** Instructions to follow **
If a record contains a picture, drop the picture and copy everything else exactly.

■ ■ ■ ■ ■ ■ ■

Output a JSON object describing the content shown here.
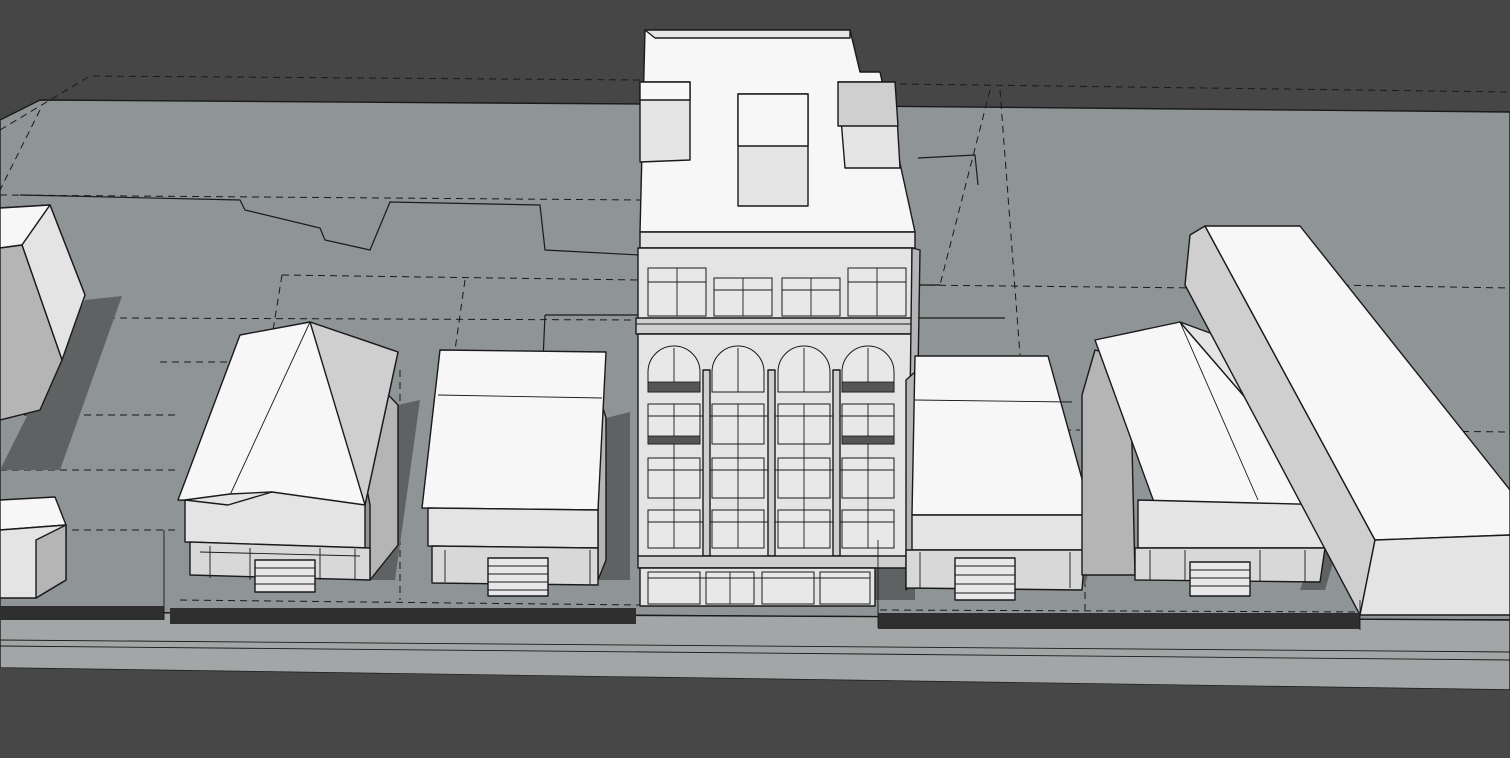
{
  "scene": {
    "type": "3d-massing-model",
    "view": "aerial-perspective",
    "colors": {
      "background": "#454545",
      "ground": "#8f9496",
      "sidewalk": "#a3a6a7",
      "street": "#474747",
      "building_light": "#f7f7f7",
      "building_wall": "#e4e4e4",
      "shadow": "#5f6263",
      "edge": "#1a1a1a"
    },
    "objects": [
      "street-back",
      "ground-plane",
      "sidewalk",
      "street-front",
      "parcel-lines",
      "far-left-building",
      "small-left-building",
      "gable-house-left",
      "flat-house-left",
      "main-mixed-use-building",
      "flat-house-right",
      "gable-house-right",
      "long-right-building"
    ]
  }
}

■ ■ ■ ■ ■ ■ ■

** Answer to the problem **
Output a JSON object describing the content shown here.
{
  "scene": {
    "type": "3d-massing-model",
    "view": "aerial-perspective",
    "colors": {
      "background": "#454545",
      "ground": "#8f9496",
      "sidewalk": "#a3a6a7",
      "street": "#474747",
      "building_light": "#f7f7f7",
      "building_wall": "#e4e4e4",
      "shadow": "#5f6263",
      "edge": "#1a1a1a"
    },
    "objects": [
      "street-back",
      "ground-plane",
      "sidewalk",
      "street-front",
      "parcel-lines",
      "far-left-building",
      "small-left-building",
      "gable-house-left",
      "flat-house-left",
      "main-mixed-use-building",
      "flat-house-right",
      "gable-house-right",
      "long-right-building"
    ]
  }
}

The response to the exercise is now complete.